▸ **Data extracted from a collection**
──────

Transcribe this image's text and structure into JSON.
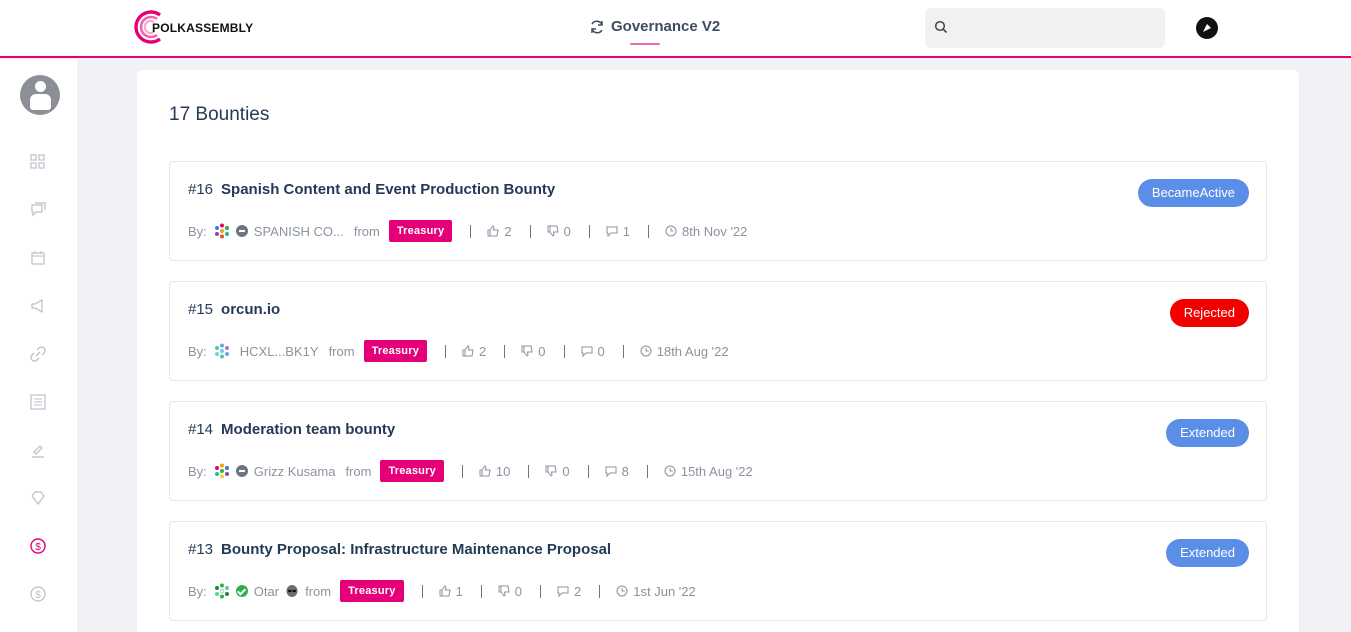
{
  "header": {
    "logo_text": "POLKASSEMBLY",
    "network_label": "Governance V2",
    "search_placeholder": ""
  },
  "sidebar": {
    "items": [
      {
        "icon": "grid-icon"
      },
      {
        "icon": "discussions-icon"
      },
      {
        "icon": "calendar-icon"
      },
      {
        "icon": "megaphone-icon"
      },
      {
        "icon": "link-icon"
      },
      {
        "icon": "list-icon"
      },
      {
        "icon": "gavel-icon"
      },
      {
        "icon": "diamond-icon"
      },
      {
        "icon": "bounty-icon",
        "active": true
      },
      {
        "icon": "child-bounty-icon"
      }
    ]
  },
  "main": {
    "count_title": "17 Bounties",
    "labels": {
      "by": "By:",
      "from": "from"
    },
    "bounties": [
      {
        "number": "#16",
        "title": "Spanish Content and Event Production Bounty",
        "status": "BecameActive",
        "status_color": "#5b8ee6",
        "author": "SPANISH CO...",
        "source": "Treasury",
        "likes": "2",
        "dislikes": "0",
        "comments": "1",
        "date": "8th Nov '22",
        "verified": "grey"
      },
      {
        "number": "#15",
        "title": "orcun.io",
        "status": "Rejected",
        "status_color": "#f20000",
        "author": "HCXL...BK1Y",
        "source": "Treasury",
        "likes": "2",
        "dislikes": "0",
        "comments": "0",
        "date": "18th Aug '22",
        "verified": "none"
      },
      {
        "number": "#14",
        "title": "Moderation team bounty",
        "status": "Extended",
        "status_color": "#5b8ee6",
        "author": "Grizz Kusama",
        "source": "Treasury",
        "likes": "10",
        "dislikes": "0",
        "comments": "8",
        "date": "15th Aug '22",
        "verified": "grey"
      },
      {
        "number": "#13",
        "title": "Bounty Proposal: Infrastructure Maintenance Proposal",
        "status": "Extended",
        "status_color": "#5b8ee6",
        "author": "Otar",
        "source": "Treasury",
        "likes": "1",
        "dislikes": "0",
        "comments": "2",
        "date": "1st Jun '22",
        "verified": "green"
      }
    ]
  },
  "colors": {
    "accent": "#e5007a",
    "status_blue": "#5b8ee6",
    "status_red": "#f20000"
  }
}
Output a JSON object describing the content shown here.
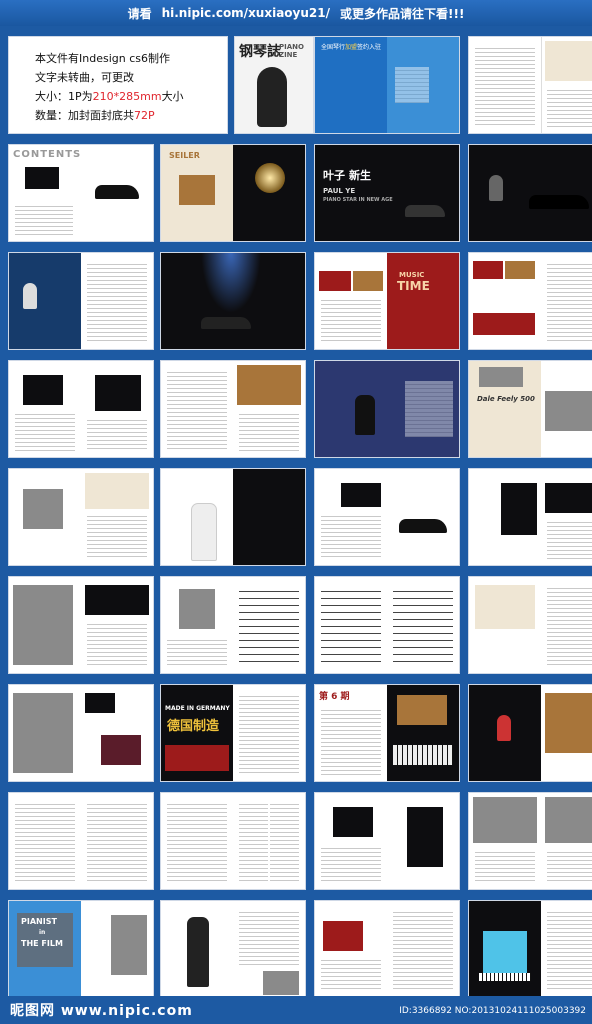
{
  "header": {
    "prefix": "请看",
    "url": "hi.nipic.com/xuxiaoyu21/",
    "suffix": "或更多作品请往下看!!!"
  },
  "info": {
    "line1": "本文件有Indesign cs6制作",
    "line2": "文字未转曲，可更改",
    "size_label": "大小：1P为",
    "size_value": "210*285mm",
    "size_suffix": "大小",
    "count_label": "数量：加封面封底共",
    "count_value": "72P"
  },
  "covers": {
    "magazine_title": "钢琴誌",
    "magazine_sub": "PIANO ZINE",
    "guide_title": "全国琴行",
    "guide_highlight": "加盟",
    "guide_rest": "签约入驻"
  },
  "spreads": {
    "contents": "CONTENTS",
    "seiler": "SEILER",
    "paul_ye_cn": "叶子",
    "paul_ye_cn2": "新生",
    "paul_ye_en": "PAUL YE",
    "paul_ye_sub": "PIANO STAR IN NEW AGE",
    "music": "MUSIC",
    "time": "TIME",
    "dale": "Dale Feely 500",
    "made_in_germany": "MADE IN GERMANY",
    "german_made": "德国制造",
    "fenglian": "第 6 期",
    "pianist": "PIANIST",
    "the_film": "THE FILM",
    "in": "in"
  },
  "footer": {
    "logo": "昵图网 www.nipic.com",
    "id_text": "ID:3366892 NO:20131024111025003392"
  }
}
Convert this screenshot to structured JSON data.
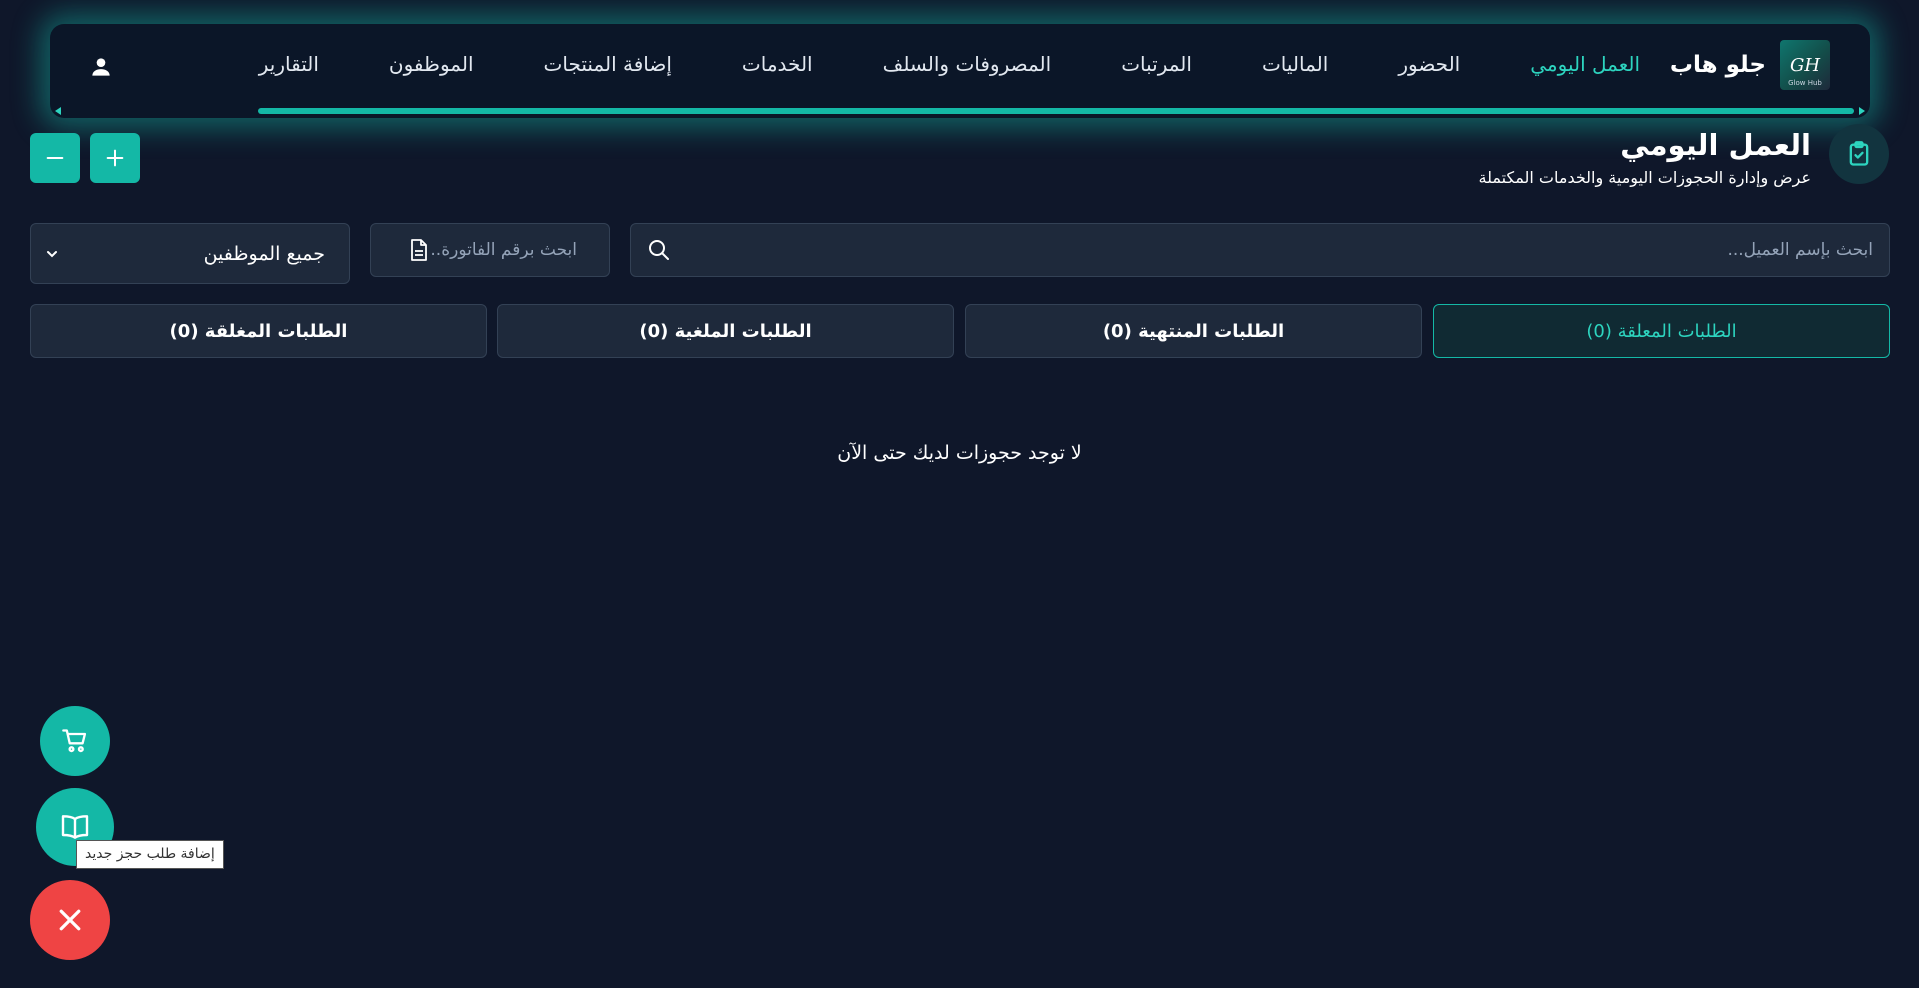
{
  "brand": {
    "name": "جلو هاب",
    "logo_text": "GH",
    "logo_subtext": "Glow Hub"
  },
  "nav": {
    "items": [
      {
        "label": "العمل اليومي",
        "active": true
      },
      {
        "label": "الحضور"
      },
      {
        "label": "الماليات"
      },
      {
        "label": "المرتبات"
      },
      {
        "label": "المصروفات والسلف"
      },
      {
        "label": "الخدمات"
      },
      {
        "label": "إضافة المنتجات"
      },
      {
        "label": "الموظفون"
      },
      {
        "label": "التقارير"
      }
    ],
    "user_icon": "user-icon"
  },
  "page": {
    "title": "العمل اليومي",
    "subtitle": "عرض وإدارة الحجوزات اليومية والخدمات المكتملة",
    "icon": "clipboard-check-icon"
  },
  "zoom": {
    "plus_icon": "plus-icon",
    "minus_icon": "minus-icon"
  },
  "filters": {
    "search_placeholder": "ابحث بإسم العميل...",
    "invoice_placeholder": "ابحث برقم الفاتورة..",
    "employee_selected": "جميع الموظفين"
  },
  "tabs": [
    {
      "label": "الطلبات المعلقة (0)",
      "active": true
    },
    {
      "label": "الطلبات المنتهية (0)"
    },
    {
      "label": "الطلبات الملغية (0)"
    },
    {
      "label": "الطلبات المغلقة (0)"
    }
  ],
  "empty_message": "لا توجد حجوزات لديك حتى الآن",
  "fab": {
    "cart_icon": "cart-icon",
    "book_icon": "book-icon",
    "close_icon": "close-icon",
    "tooltip": "إضافة طلب حجز جديد"
  },
  "colors": {
    "accent": "#14b8a6",
    "accent_text": "#2dd4bf",
    "background": "#0f172a",
    "danger": "#ef4444"
  }
}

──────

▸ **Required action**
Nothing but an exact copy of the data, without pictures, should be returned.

▸ **Solution below**
Transcribe this image's text and structure into JSON.
{
  "header": {
    "logo_text": "POLKASSEMBLY",
    "network_label": "Governance V2",
    "search_placeholder": ""
  },
  "sidebar": {
    "items": [
      {
        "icon": "grid-icon"
      },
      {
        "icon": "discussions-icon"
      },
      {
        "icon": "calendar-icon"
      },
      {
        "icon": "megaphone-icon"
      },
      {
        "icon": "link-icon"
      },
      {
        "icon": "list-icon"
      },
      {
        "icon": "gavel-icon"
      },
      {
        "icon": "diamond-icon"
      },
      {
        "icon": "bounty-icon",
        "active": true
      },
      {
        "icon": "child-bounty-icon"
      }
    ]
  },
  "main": {
    "count_title": "17 Bounties",
    "labels": {
      "by": "By:",
      "from": "from"
    },
    "bounties": [
      {
        "number": "#16",
        "title": "Spanish Content and Event Production Bounty",
        "status": "BecameActive",
        "status_color": "#5b8ee6",
        "author": "SPANISH CO...",
        "source": "Treasury",
        "likes": "2",
        "dislikes": "0",
        "comments": "1",
        "date": "8th Nov '22",
        "verified": "grey"
      },
      {
        "number": "#15",
        "title": "orcun.io",
        "status": "Rejected",
        "status_color": "#f20000",
        "author": "HCXL...BK1Y",
        "source": "Treasury",
        "likes": "2",
        "dislikes": "0",
        "comments": "0",
        "date": "18th Aug '22",
        "verified": "none"
      },
      {
        "number": "#14",
        "title": "Moderation team bounty",
        "status": "Extended",
        "status_color": "#5b8ee6",
        "author": "Grizz Kusama",
        "source": "Treasury",
        "likes": "10",
        "dislikes": "0",
        "comments": "8",
        "date": "15th Aug '22",
        "verified": "grey"
      },
      {
        "number": "#13",
        "title": "Bounty Proposal: Infrastructure Maintenance Proposal",
        "status": "Extended",
        "status_color": "#5b8ee6",
        "author": "Otar",
        "source": "Treasury",
        "likes": "1",
        "dislikes": "0",
        "comments": "2",
        "date": "1st Jun '22",
        "verified": "green"
      }
    ]
  },
  "colors": {
    "accent": "#e5007a",
    "status_blue": "#5b8ee6",
    "status_red": "#f20000"
  }
}
Output a JSON object describing the content shown here.
{
  "header": {
    "prefix": "请看",
    "url": "hi.nipic.com/xuxiaoyu21/",
    "suffix": "或更多作品请往下看!!!"
  },
  "info": {
    "line1": "本文件有Indesign cs6制作",
    "line2": "文字未转曲，可更改",
    "size_label": "大小：1P为",
    "size_value": "210*285mm",
    "size_suffix": "大小",
    "count_label": "数量：加封面封底共",
    "count_value": "72P"
  },
  "covers": {
    "magazine_title": "钢琴誌",
    "magazine_sub": "PIANO ZINE",
    "guide_title": "全国琴行",
    "guide_highlight": "加盟",
    "guide_rest": "签约入驻"
  },
  "spreads": {
    "contents": "CONTENTS",
    "seiler": "SEILER",
    "paul_ye_cn": "叶子",
    "paul_ye_cn2": "新生",
    "paul_ye_en": "PAUL YE",
    "paul_ye_sub": "PIANO STAR IN NEW AGE",
    "music": "MUSIC",
    "time": "TIME",
    "dale": "Dale Feely 500",
    "made_in_germany": "MADE IN GERMANY",
    "german_made": "德国制造",
    "fenglian": "第 6 期",
    "pianist": "PIANIST",
    "the_film": "THE FILM",
    "in": "in"
  },
  "footer": {
    "logo": "昵图网 www.nipic.com",
    "id_text": "ID:3366892 NO:20131024111025003392"
  }
}
Convert this screenshot to structured JSON data.
{
  "brand": {
    "name": "جلو هاب",
    "logo_text": "GH",
    "logo_subtext": "Glow Hub"
  },
  "nav": {
    "items": [
      {
        "label": "العمل اليومي",
        "active": true
      },
      {
        "label": "الحضور"
      },
      {
        "label": "الماليات"
      },
      {
        "label": "المرتبات"
      },
      {
        "label": "المصروفات والسلف"
      },
      {
        "label": "الخدمات"
      },
      {
        "label": "إضافة المنتجات"
      },
      {
        "label": "الموظفون"
      },
      {
        "label": "التقارير"
      }
    ],
    "user_icon": "user-icon"
  },
  "page": {
    "title": "العمل اليومي",
    "subtitle": "عرض وإدارة الحجوزات اليومية والخدمات المكتملة",
    "icon": "clipboard-check-icon"
  },
  "zoom": {
    "plus_icon": "plus-icon",
    "minus_icon": "minus-icon"
  },
  "filters": {
    "search_placeholder": "ابحث بإسم العميل...",
    "invoice_placeholder": "ابحث برقم الفاتورة..",
    "employee_selected": "جميع الموظفين"
  },
  "tabs": [
    {
      "label": "الطلبات المعلقة (0)",
      "active": true
    },
    {
      "label": "الطلبات المنتهية (0)"
    },
    {
      "label": "الطلبات الملغية (0)"
    },
    {
      "label": "الطلبات المغلقة (0)"
    }
  ],
  "empty_message": "لا توجد حجوزات لديك حتى الآن",
  "fab": {
    "cart_icon": "cart-icon",
    "book_icon": "book-icon",
    "close_icon": "close-icon",
    "tooltip": "إضافة طلب حجز جديد"
  },
  "colors": {
    "accent": "#14b8a6",
    "accent_text": "#2dd4bf",
    "background": "#0f172a",
    "danger": "#ef4444"
  }
}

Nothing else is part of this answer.